What Ails Ya?
BY HIV Plus Editors
July 01 2009 12:00 AM ET
For the first time in the global AIDS pandemic, there is evidence to show that serious non-AIDS-related illnesses are now more common -- and more serious health threats -- for HIVers on antiretroviral therapy than the AIDS-related diseases that killed millions in the past.
An analysis of more than 10,000 European HIVers on anti-HIV therapy has shown that since 2002 there were 641 AIDS-defining illnesses diagnosed among the group compared to 684 serious non-AIDS-related diseases. But the death rate from the illnesses was skewed heavily toward the non-AIDS-related diseases: 46.5% of those diagnosed with an non-AIDS-related diseases died from the illness compared to just 34.5% of those who died of an AIDS-defining condition.
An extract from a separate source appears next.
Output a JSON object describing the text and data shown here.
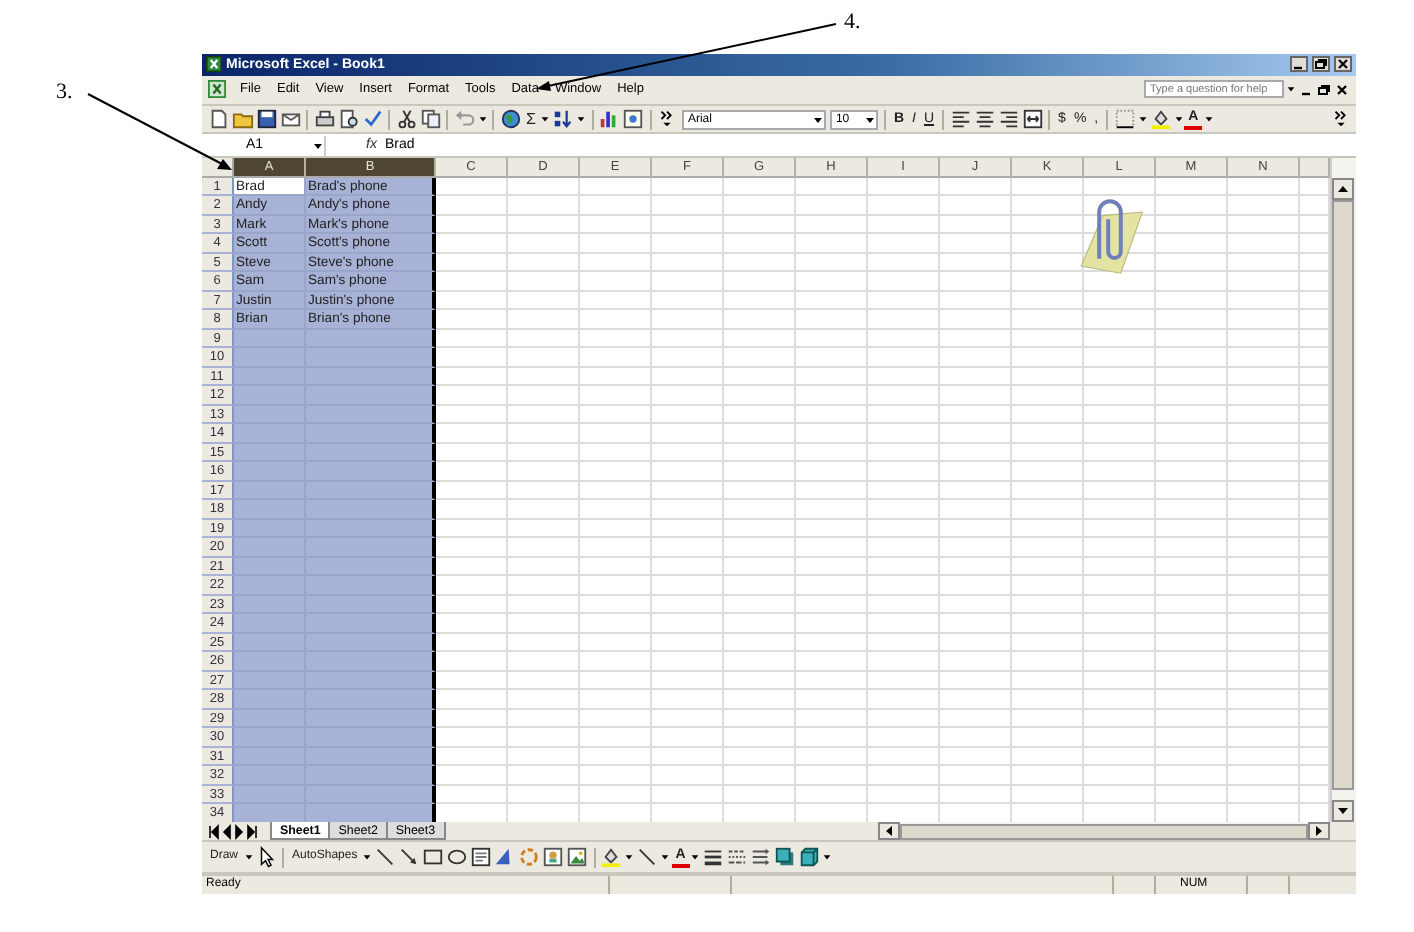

The most common life-threatening non-AIDS-related diseases in the group were cancers, cardiovascular disease, and liver failure. Diabetes, hypertension, hepatitis B or C, and being a current smoker also significantly boosted the risk for the non-AIDS-defining illnesses.